Task details:
Apart from the pictures, which must be omitted, restate the data exactly.

Data for this exercise:
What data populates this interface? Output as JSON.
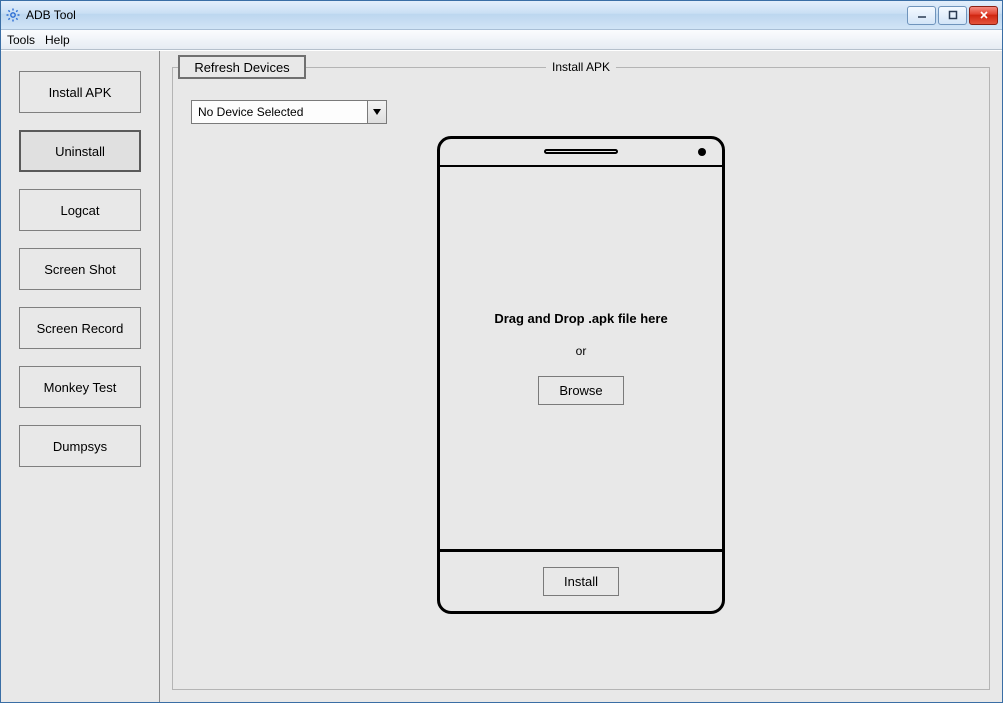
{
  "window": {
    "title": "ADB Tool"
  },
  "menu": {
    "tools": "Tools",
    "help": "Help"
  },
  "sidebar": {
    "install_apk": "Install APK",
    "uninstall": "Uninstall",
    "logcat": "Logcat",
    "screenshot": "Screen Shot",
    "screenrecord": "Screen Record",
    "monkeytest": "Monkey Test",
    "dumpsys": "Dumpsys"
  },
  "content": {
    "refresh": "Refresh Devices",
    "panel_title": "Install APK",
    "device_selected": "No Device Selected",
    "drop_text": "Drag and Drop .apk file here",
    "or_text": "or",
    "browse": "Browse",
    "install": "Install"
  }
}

Exercise output:
What data populates this interface? Output as JSON.
{
  "window": {
    "title": "ADB Tool"
  },
  "menu": {
    "tools": "Tools",
    "help": "Help"
  },
  "sidebar": {
    "install_apk": "Install APK",
    "uninstall": "Uninstall",
    "logcat": "Logcat",
    "screenshot": "Screen Shot",
    "screenrecord": "Screen Record",
    "monkeytest": "Monkey Test",
    "dumpsys": "Dumpsys"
  },
  "content": {
    "refresh": "Refresh Devices",
    "panel_title": "Install APK",
    "device_selected": "No Device Selected",
    "drop_text": "Drag and Drop .apk file here",
    "or_text": "or",
    "browse": "Browse",
    "install": "Install"
  }
}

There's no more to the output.